_Data records_.
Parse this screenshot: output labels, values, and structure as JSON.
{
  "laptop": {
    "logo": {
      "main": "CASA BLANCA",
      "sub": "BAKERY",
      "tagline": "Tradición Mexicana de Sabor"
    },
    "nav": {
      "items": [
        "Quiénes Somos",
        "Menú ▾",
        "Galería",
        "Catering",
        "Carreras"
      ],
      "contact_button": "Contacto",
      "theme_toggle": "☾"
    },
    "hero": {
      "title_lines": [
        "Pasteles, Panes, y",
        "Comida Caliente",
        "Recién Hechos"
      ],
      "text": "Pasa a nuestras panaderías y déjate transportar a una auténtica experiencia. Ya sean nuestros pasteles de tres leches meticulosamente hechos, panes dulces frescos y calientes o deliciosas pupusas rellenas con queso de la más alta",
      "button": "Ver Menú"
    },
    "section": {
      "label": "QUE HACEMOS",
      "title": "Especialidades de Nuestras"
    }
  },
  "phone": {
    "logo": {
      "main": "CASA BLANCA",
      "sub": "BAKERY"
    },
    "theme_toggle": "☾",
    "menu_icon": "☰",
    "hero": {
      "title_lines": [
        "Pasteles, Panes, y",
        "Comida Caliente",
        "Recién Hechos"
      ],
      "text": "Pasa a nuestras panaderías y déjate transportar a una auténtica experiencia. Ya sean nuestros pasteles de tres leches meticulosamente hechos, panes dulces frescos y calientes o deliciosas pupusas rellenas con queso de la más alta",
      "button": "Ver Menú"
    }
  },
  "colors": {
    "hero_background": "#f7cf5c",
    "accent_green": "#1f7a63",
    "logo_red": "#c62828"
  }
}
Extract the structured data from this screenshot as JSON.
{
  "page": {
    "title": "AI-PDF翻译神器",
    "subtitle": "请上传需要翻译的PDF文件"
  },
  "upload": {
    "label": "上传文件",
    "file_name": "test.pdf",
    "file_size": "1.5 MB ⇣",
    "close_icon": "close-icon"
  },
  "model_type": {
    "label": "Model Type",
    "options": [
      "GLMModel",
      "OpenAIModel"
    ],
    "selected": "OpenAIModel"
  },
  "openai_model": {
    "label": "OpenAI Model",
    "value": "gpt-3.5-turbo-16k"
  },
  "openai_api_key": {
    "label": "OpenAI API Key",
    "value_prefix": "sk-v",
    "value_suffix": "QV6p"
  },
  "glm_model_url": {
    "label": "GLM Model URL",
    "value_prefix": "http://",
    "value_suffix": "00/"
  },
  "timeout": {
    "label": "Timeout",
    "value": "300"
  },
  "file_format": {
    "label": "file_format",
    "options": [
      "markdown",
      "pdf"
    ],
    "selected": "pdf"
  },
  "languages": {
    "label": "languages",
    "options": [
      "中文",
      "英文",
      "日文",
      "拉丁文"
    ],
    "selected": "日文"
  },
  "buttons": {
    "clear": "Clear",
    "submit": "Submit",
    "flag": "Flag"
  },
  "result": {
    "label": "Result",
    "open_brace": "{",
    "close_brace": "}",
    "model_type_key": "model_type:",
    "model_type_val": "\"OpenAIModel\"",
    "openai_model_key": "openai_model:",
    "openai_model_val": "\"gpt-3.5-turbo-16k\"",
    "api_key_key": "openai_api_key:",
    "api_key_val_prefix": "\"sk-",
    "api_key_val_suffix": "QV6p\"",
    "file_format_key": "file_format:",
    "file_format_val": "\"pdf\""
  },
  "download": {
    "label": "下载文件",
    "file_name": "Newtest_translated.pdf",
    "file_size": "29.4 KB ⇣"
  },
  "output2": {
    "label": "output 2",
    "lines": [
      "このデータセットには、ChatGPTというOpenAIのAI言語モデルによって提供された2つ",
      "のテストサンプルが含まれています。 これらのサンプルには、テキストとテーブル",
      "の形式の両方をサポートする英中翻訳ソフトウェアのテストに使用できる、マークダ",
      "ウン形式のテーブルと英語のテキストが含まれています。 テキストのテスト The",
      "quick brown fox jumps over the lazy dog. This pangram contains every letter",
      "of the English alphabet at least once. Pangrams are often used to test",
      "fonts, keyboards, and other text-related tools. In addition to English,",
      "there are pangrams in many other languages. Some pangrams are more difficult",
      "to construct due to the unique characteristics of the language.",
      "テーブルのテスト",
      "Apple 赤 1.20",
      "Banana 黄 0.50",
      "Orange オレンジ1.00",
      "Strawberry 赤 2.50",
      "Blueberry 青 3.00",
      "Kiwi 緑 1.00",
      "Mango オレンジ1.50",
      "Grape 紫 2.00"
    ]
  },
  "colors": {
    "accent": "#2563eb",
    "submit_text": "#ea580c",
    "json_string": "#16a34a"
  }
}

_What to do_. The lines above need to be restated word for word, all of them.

_Solution for this task_.
Parse this screenshot: output labels, values, and structure as JSON.
{
  "laptop": {
    "logo": {
      "main": "CASA BLANCA",
      "sub": "BAKERY",
      "tagline": "Tradición Mexicana de Sabor"
    },
    "nav": {
      "items": [
        "Quiénes Somos",
        "Menú ▾",
        "Galería",
        "Catering",
        "Carreras"
      ],
      "contact_button": "Contacto",
      "theme_toggle": "☾"
    },
    "hero": {
      "title_lines": [
        "Pasteles, Panes, y",
        "Comida Caliente",
        "Recién Hechos"
      ],
      "text": "Pasa a nuestras panaderías y déjate transportar a una auténtica experiencia. Ya sean nuestros pasteles de tres leches meticulosamente hechos, panes dulces frescos y calientes o deliciosas pupusas rellenas con queso de la más alta",
      "button": "Ver Menú"
    },
    "section": {
      "label": "QUE HACEMOS",
      "title": "Especialidades de Nuestras"
    }
  },
  "phone": {
    "logo": {
      "main": "CASA BLANCA",
      "sub": "BAKERY"
    },
    "theme_toggle": "☾",
    "menu_icon": "☰",
    "hero": {
      "title_lines": [
        "Pasteles, Panes, y",
        "Comida Caliente",
        "Recién Hechos"
      ],
      "text": "Pasa a nuestras panaderías y déjate transportar a una auténtica experiencia. Ya sean nuestros pasteles de tres leches meticulosamente hechos, panes dulces frescos y calientes o deliciosas pupusas rellenas con queso de la más alta",
      "button": "Ver Menú"
    }
  },
  "colors": {
    "hero_background": "#f7cf5c",
    "accent_green": "#1f7a63",
    "logo_red": "#c62828"
  }
}
Extract the structured data from this screenshot as JSON.
{
  "page": {
    "title": "AI-PDF翻译神器",
    "subtitle": "请上传需要翻译的PDF文件"
  },
  "upload": {
    "label": "上传文件",
    "file_name": "test.pdf",
    "file_size": "1.5 MB ⇣",
    "close_icon": "close-icon"
  },
  "model_type": {
    "label": "Model Type",
    "options": [
      "GLMModel",
      "OpenAIModel"
    ],
    "selected": "OpenAIModel"
  },
  "openai_model": {
    "label": "OpenAI Model",
    "value": "gpt-3.5-turbo-16k"
  },
  "openai_api_key": {
    "label": "OpenAI API Key",
    "value_prefix": "sk-v",
    "value_suffix": "QV6p"
  },
  "glm_model_url": {
    "label": "GLM Model URL",
    "value_prefix": "http://",
    "value_suffix": "00/"
  },
  "timeout": {
    "label": "Timeout",
    "value": "300"
  },
  "file_format": {
    "label": "file_format",
    "options": [
      "markdown",
      "pdf"
    ],
    "selected": "pdf"
  },
  "languages": {
    "label": "languages",
    "options": [
      "中文",
      "英文",
      "日文",
      "拉丁文"
    ],
    "selected": "日文"
  },
  "buttons": {
    "clear": "Clear",
    "submit": "Submit",
    "flag": "Flag"
  },
  "result": {
    "label": "Result",
    "open_brace": "{",
    "close_brace": "}",
    "model_type_key": "model_type:",
    "model_type_val": "\"OpenAIModel\"",
    "openai_model_key": "openai_model:",
    "openai_model_val": "\"gpt-3.5-turbo-16k\"",
    "api_key_key": "openai_api_key:",
    "api_key_val_prefix": "\"sk-",
    "api_key_val_suffix": "QV6p\"",
    "file_format_key": "file_format:",
    "file_format_val": "\"pdf\""
  },
  "download": {
    "label": "下载文件",
    "file_name": "Newtest_translated.pdf",
    "file_size": "29.4 KB ⇣"
  },
  "output2": {
    "label": "output 2",
    "lines": [
      "このデータセットには、ChatGPTというOpenAIのAI言語モデルによって提供された2つ",
      "のテストサンプルが含まれています。 これらのサンプルには、テキストとテーブル",
      "の形式の両方をサポートする英中翻訳ソフトウェアのテストに使用できる、マークダ",
      "ウン形式のテーブルと英語のテキストが含まれています。 テキストのテスト The",
      "quick brown fox jumps over the lazy dog. This pangram contains every letter",
      "of the English alphabet at least once. Pangrams are often used to test",
      "fonts, keyboards, and other text-related tools. In addition to English,",
      "there are pangrams in many other languages. Some pangrams are more difficult",
      "to construct due to the unique characteristics of the language.",
      "テーブルのテスト",
      "Apple 赤 1.20",
      "Banana 黄 0.50",
      "Orange オレンジ1.00",
      "Strawberry 赤 2.50",
      "Blueberry 青 3.00",
      "Kiwi 緑 1.00",
      "Mango オレンジ1.50",
      "Grape 紫 2.00"
    ]
  },
  "colors": {
    "accent": "#2563eb",
    "submit_text": "#ea580c",
    "json_string": "#16a34a"
  }
}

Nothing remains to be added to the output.